The story is over before it begins – it is painfully predictable, and much of the action offers around 90 minutes of filler before it reaches the end point that the audience had worked out fifteen minutes in. There is little in the way of surprise. There are attempts to thrill and amaze with visual effects but with painful green screen and aforementioned dated effects, this is a movie that smacks of a production that has had more money pumped into it than heart or purpose. It is a very poor execution of what could have been a great idea that is painted over with lashes of expensive imagery and glamour that give it a rather tacky execution, and one that feels poorly handled. It is certainly a case of all style, no substance. All the while, it is a movie that seems exceptionally pleased with itself, not once showing any kind of awareness or genre creativity. It is as by-the-numbers as you can get – if Warcraft received flack for its characterisation problems and style over substance execution (much of which I believe was somewhat unfounded), Gods needs to receive ten times as much. This is a movie that is, sadly, instantly forgettable – and for a supposed epic dealing with duelling Gods, grand battles and voyages into the lore of Ancient Egypt, it is stunning that it achieves such a nadir. Ray Harryhausen handled ancient mythology far better decades ago, and at a fraction of the budget thrown at Gods.
Gods of Egypt came under fire upon its initial release in the US due to the majority white casting of a movie set in ancient Africa – and it is a movie that has barely recouped $2 million over its expansive $140 million budget, making it a relative box office whimper despite having garnered a profit. Even despite such press, Gods is an incredible achievement in that it is consistently dull, tackily presented, predictably written, awkwardly delivered and overly long – and while there were clearly good intentions in its design, and pacing could have been further neglected, this is simply not enough to allow it to become more than simply one of the worst movies that 2016 will have to offer.

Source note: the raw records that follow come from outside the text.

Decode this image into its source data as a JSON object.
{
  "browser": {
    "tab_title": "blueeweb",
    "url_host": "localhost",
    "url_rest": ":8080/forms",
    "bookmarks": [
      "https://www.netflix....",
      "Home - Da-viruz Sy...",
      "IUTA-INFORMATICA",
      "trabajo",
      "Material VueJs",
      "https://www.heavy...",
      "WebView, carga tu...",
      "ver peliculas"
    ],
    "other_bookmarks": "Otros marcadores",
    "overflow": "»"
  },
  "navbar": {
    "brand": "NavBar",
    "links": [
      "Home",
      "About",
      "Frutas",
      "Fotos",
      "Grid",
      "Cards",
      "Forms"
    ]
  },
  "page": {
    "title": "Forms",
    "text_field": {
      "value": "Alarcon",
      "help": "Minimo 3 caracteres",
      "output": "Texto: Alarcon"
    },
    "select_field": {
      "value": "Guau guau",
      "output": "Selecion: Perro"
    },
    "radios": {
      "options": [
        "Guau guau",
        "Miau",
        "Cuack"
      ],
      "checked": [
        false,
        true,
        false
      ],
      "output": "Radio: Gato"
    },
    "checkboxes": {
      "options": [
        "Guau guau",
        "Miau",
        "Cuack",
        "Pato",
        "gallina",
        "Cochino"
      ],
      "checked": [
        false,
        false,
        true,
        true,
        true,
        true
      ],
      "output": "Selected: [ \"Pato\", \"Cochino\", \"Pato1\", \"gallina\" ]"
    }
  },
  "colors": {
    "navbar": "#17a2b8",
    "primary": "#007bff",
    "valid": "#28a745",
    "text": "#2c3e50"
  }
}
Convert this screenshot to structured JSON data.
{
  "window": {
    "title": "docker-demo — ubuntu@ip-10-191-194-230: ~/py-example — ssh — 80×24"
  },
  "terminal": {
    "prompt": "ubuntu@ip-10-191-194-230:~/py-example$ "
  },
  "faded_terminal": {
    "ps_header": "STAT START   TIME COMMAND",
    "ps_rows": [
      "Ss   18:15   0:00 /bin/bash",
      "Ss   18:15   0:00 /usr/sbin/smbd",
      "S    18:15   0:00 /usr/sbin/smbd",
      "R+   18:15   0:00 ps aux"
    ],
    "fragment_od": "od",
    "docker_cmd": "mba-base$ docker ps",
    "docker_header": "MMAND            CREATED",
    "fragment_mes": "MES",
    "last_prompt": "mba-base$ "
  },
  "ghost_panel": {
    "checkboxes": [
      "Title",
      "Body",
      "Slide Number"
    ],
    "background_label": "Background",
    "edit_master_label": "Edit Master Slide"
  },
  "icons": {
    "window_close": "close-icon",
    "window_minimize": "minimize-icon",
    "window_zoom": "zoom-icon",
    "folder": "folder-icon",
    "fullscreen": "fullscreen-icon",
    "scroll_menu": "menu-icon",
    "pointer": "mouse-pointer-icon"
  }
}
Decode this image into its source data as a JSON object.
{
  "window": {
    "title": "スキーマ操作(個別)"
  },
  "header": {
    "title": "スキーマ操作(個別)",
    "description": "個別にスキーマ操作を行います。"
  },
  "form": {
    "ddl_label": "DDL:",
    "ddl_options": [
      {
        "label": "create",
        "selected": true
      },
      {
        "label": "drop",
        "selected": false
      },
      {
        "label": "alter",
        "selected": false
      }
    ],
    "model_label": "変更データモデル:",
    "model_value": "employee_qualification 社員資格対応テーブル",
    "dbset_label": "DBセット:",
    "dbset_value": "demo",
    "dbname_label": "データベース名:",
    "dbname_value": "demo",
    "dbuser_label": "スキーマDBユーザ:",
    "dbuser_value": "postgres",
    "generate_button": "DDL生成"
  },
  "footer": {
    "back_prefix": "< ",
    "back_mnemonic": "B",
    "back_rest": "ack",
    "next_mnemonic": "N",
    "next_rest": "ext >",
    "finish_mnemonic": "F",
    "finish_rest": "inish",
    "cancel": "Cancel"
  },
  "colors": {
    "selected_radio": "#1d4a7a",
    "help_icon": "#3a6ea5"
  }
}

At even halfway through the year, I am confident that this will be the case. Many detractors are calling the movie ‘so bad, it’s good’ – but take it from me, it really isn’t.